Items from an interface collection

□ □ □ □ □

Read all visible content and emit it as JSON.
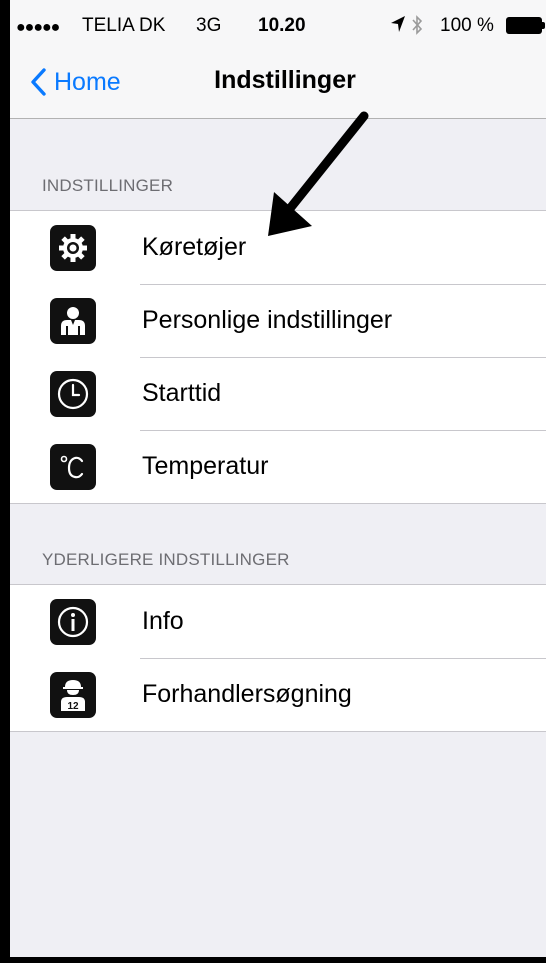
{
  "status_bar": {
    "signal": "●●●●●",
    "carrier": "TELIA DK",
    "network": "3G",
    "time": "10.20",
    "battery": "100 %"
  },
  "nav": {
    "back_label": "Home",
    "title": "Indstillinger"
  },
  "sections": [
    {
      "header": "INDSTILLINGER",
      "items": [
        {
          "label": "Køretøjer",
          "icon": "gear-icon"
        },
        {
          "label": "Personlige indstillinger",
          "icon": "person-icon"
        },
        {
          "label": "Starttid",
          "icon": "clock-icon"
        },
        {
          "label": "Temperatur",
          "icon": "celsius-icon"
        }
      ]
    },
    {
      "header": "YDERLIGERE INDSTILLINGER",
      "items": [
        {
          "label": "Info",
          "icon": "info-icon"
        },
        {
          "label": "Forhandlersøgning",
          "icon": "dealer-icon"
        }
      ]
    }
  ],
  "colors": {
    "accent": "#0a7aff",
    "background": "#efeff4",
    "icon_tile": "#111111"
  }
}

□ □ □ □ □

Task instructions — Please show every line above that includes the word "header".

Answer —
      "header": "INDSTILLINGER",
      "header": "YDERLIGERE INDSTILLINGER",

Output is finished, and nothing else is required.